The good news is that Windows 10 S isn't replacing regular Windows, and it's not aimed at gaming. It's designed for education PCs: it's a cheaper version of Windows that schools can install and keep safe from questionable programs, with an optional $50 fee to upgrade to Windows 10 Pro. The bad news is that two years after release, , with no sign of that changing in the near future. With the Windows Store in its current shape, Windows 10 S isn't a good platform for anyone right now. And when Microsoft "the soul of today's Windows," I got a little worried about the future of the Windows desktop.
When I talked to him back in March, for desktop-caliber apps like, say, games. The existing framework, Win32, has worked fine for our executables for years and years. Microsoft argues UWP is safer and has other modern benefits. That may be true, but Microsoft hasn't proven that those advantages are really necessary, nor has it given us a good way to download UWP apps. And now we have a version of Windows entirely reliant on UWP.
Since Windows 8, Microsoft has badly wanted to replicate the success of the iTunes App Store, but the Windows Store is still a messy mash-up of shovelware, movies and legitimate programs. And when the entire internet can be a viable store for Windows applications, the Windows Store feels especially limiting.
The optimistic outlook here is hoping Windows 10 S gives Microsoft a good reason to overhaul the Windows Store with a new interface and much better sorting and curation. The store simply won't be successful in its current form.
The pessimistic outlook is that this is part of a bigger push to bring more third-party application developers on board with UWP, a platform we continue to have fundamental issues with. I'm not a teacher or the IT manager for a school, so I can't say if the locked-down security of Windows 10 S is as valuable as Microsoft claims. I can see how it would be a pretty big deal—maintaining hundreds of computers used by thousands of kids sounds like a nightmare. But I'd also argue that Windows 10 S doesn't maintain "the soul of Windows." It kills it.
There are still kids in public schools who don't have a computer or a smartphone at home. For those kids, using a computer at school is a vital part of their educational experience. But it's also potentially the conduit for them to learn about programming, modding, software development. Maybe that's through romhacking, or secretly downloading a game at school and picking through its files, or figuring out how to tear apart an executable and decipher its contents.
That's the soul of Windows, to me: the freedom to do those things. Maybe it's messy, maybe it's less secure, but I bet there are employees at Microsoft today who got their start tinkering around on a PC at school, figuring out how computers work. That's what Windows 10 S—and the Universal Windows Platform—is giving up.
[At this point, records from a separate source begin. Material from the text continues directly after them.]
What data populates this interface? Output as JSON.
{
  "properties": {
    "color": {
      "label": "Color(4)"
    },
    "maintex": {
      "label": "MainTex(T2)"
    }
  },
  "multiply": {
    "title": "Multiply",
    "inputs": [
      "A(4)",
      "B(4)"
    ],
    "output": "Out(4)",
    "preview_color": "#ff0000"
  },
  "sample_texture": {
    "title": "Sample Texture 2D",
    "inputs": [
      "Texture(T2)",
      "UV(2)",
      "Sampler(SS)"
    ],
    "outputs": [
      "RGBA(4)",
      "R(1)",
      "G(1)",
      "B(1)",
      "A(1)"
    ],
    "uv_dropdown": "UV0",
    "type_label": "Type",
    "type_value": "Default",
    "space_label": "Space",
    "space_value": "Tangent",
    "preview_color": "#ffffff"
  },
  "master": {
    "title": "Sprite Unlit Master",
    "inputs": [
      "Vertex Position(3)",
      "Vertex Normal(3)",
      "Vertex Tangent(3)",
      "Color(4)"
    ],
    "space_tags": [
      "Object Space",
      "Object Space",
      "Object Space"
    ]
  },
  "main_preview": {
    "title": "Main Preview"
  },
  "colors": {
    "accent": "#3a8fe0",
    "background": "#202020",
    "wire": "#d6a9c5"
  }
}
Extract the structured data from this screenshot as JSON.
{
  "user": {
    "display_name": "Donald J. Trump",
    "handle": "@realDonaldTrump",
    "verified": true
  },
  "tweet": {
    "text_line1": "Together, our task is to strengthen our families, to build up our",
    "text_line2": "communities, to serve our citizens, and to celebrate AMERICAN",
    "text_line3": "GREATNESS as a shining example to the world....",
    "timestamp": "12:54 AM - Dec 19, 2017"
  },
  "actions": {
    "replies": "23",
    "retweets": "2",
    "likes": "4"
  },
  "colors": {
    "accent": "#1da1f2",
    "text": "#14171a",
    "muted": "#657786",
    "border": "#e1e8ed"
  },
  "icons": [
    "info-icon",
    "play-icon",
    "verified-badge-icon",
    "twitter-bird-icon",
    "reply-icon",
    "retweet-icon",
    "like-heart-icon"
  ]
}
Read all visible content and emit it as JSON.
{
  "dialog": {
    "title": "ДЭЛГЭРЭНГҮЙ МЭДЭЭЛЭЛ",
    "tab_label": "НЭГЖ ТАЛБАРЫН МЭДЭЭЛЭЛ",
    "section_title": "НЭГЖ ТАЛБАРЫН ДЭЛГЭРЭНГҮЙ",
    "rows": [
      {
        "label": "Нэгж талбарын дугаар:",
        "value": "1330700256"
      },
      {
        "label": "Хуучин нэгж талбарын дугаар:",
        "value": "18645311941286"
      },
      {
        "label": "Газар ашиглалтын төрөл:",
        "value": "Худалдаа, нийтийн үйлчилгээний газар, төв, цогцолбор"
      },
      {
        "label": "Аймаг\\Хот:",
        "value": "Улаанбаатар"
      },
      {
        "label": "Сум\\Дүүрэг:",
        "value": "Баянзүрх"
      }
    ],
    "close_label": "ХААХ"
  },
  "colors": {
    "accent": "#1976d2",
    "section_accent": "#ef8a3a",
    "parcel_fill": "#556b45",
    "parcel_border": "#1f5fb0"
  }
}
Right now, $50 is all it takes to upgrade to the full version of Windows and have an operating system without those restrictions. But as long as the Universal Windows Platform restricts what we can do with its applications, it's not going to represent Windows at its best.